Yeah, very interesting.

2016

Prompt: It’s nearly 2017. Go ahead and rant about 2016 or what you want to see happen in the new year.

So, in 2016

  • I wrote 11 site newsletters for Writing.com
  • I wrote 2 short stories
  • I wrote two novel chapters
  • I wrote 113 poems
  • I wrote 172 blog entries
  • I read 159 books

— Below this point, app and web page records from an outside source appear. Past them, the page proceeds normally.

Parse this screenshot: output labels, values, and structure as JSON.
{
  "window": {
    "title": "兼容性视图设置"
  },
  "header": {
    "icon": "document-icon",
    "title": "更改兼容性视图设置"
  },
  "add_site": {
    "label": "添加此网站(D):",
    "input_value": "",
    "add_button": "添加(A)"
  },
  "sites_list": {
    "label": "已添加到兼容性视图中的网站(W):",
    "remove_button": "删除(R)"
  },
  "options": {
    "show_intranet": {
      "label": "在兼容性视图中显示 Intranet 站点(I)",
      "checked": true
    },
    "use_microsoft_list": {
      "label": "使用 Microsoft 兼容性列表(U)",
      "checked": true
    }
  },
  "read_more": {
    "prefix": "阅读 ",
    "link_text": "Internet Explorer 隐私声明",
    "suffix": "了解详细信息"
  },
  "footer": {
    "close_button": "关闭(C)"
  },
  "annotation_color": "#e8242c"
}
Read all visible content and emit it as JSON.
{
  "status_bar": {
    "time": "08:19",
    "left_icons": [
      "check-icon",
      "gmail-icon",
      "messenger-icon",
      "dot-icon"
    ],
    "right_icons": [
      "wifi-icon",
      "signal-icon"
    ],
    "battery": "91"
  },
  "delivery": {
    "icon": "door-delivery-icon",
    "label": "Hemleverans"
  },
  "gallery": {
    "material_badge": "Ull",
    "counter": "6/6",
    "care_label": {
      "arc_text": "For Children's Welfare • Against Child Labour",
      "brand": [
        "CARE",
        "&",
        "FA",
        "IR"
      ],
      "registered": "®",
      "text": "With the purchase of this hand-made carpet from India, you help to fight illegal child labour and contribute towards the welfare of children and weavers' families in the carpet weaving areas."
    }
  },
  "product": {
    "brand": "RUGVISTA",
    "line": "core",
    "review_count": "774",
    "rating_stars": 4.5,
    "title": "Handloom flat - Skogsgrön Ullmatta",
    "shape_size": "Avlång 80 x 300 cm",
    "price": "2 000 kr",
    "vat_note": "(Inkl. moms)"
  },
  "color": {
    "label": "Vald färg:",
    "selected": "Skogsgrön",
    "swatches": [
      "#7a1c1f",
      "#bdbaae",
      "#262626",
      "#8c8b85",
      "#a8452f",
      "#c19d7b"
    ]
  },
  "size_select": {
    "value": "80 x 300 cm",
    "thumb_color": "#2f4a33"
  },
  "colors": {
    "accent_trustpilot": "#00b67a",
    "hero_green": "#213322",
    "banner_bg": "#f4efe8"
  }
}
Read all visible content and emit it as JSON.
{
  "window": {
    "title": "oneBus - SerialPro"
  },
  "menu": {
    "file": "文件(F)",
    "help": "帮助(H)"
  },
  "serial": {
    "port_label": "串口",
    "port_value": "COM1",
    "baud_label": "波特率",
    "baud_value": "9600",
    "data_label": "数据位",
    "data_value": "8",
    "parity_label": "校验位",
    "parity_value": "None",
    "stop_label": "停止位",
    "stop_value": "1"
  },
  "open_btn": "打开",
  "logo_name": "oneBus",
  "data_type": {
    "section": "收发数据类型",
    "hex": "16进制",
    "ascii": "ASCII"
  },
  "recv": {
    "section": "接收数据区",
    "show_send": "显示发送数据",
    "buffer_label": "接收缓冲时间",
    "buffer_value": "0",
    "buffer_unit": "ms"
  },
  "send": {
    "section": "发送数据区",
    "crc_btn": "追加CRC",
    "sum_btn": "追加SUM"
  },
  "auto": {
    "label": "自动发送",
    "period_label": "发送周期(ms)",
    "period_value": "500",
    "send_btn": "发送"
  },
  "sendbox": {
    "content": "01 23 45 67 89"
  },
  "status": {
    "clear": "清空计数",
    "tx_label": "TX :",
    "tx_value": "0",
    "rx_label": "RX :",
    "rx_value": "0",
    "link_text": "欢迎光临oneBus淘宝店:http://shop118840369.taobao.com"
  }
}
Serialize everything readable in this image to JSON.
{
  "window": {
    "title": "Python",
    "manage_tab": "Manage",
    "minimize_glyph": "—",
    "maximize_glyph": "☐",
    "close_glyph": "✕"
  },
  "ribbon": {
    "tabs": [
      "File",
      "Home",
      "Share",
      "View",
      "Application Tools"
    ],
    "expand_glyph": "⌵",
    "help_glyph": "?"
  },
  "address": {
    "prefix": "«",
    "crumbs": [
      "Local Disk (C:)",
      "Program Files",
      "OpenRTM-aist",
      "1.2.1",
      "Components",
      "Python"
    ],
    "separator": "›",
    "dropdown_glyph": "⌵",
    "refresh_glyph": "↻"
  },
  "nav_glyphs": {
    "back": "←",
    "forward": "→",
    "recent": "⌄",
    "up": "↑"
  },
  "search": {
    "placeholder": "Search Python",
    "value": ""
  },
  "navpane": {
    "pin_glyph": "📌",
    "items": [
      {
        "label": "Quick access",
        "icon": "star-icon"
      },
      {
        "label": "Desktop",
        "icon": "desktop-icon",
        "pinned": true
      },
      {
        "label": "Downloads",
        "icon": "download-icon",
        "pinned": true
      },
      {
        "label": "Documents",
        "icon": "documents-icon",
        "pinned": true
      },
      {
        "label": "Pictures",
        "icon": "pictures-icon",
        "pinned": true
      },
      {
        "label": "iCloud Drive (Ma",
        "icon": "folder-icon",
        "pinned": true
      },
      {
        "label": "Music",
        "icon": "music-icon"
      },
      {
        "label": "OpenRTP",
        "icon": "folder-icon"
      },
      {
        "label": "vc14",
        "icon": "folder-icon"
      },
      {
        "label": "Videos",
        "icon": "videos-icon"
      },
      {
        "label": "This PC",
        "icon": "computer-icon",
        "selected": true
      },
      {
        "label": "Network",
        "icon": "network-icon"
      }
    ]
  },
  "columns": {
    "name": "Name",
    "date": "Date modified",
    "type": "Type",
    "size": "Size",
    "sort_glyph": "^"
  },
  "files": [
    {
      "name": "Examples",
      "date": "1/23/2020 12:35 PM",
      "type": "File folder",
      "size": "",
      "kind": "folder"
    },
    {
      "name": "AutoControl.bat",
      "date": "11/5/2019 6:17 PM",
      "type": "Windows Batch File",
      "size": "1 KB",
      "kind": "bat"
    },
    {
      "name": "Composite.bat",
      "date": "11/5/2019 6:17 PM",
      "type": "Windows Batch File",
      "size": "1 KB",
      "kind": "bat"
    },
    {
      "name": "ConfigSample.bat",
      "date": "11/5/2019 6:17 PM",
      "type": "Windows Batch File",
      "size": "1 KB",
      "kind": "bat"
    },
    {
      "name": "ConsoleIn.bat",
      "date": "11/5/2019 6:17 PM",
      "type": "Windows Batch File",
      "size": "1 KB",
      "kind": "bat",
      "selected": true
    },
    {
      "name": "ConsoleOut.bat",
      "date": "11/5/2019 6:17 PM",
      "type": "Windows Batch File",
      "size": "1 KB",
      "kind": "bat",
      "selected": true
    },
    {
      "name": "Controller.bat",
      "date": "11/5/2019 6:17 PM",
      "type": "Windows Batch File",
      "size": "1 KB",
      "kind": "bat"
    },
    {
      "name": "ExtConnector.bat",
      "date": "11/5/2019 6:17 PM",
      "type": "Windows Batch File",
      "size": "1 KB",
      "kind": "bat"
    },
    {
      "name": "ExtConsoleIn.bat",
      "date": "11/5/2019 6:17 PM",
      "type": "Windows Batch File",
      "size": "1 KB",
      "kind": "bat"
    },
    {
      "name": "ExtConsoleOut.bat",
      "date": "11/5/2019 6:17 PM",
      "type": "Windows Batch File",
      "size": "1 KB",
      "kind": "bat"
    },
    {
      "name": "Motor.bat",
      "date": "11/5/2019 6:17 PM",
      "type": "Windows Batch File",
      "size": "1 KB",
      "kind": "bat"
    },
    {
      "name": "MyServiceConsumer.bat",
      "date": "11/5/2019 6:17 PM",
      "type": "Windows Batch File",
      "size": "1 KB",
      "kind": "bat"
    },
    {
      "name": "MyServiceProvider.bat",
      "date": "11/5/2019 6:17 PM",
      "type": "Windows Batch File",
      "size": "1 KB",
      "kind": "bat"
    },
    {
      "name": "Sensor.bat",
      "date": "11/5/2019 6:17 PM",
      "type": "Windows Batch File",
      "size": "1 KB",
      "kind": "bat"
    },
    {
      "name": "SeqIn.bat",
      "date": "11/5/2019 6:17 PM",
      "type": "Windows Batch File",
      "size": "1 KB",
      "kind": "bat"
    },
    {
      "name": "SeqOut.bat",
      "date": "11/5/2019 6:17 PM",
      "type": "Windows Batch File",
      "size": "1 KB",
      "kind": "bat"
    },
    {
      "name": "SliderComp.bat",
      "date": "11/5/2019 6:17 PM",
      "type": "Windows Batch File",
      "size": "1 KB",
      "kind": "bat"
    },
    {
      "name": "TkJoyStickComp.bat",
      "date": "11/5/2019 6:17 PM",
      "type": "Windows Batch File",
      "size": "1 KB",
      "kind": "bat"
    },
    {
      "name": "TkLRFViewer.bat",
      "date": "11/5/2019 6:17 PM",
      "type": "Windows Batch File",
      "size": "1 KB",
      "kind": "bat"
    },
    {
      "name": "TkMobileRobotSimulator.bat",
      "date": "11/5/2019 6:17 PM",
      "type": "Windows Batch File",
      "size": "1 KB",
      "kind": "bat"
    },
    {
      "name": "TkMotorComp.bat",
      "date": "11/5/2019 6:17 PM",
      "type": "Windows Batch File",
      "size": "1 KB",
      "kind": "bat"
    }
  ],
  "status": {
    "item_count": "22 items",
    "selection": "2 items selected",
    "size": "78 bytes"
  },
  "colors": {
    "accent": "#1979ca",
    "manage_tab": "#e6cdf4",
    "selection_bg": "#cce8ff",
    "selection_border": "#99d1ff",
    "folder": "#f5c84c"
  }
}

These were my five star reads for 2016:
A Restored Man by Jaime Reese (audio version)
A Mended Man by Jaime Reese
My Viking Vampire by Krystal Shannan
Demon Possession by Kierstan Fay
Demon Slave by Kierstan Fay
The World As He Sees It by A M Arthur
The Heart As He Hears It by A M Arthur
A Sorceress of His Own by Dianne Duvall
Nameless by Jessica Sorensen
Daughter of Smoke and Bone by Laini Taylor
Moon Called by Patricia Briggs
Iron Kissed by Patricia Briggs
Bone Crossed by Patricia Briggs
Silver Borne by Patricia Briggs
Clean Sweep by Ilona Andrews
Sweep in Peace by Ilona Andrews
Tall, Tatted and Tempting by Tammy Falkner
Let It Go by Mercy Celeste
The Bloodline War by Tracy Tappan
Drawn In by Barbara Elsborg
Give Yourself Away by Barbara Elsborg
Ridiculous by D L Carter
Mr. and Mr. Smith by HelenKay Dimon
This Isn’t Me by T.A. McKay
Don’t Tempt Me by Lori Foster
Sweet Little Lies by Jill Shalvis
The Harder He Falls by Lynda Aicher
Signs of Attraction by Laura Brown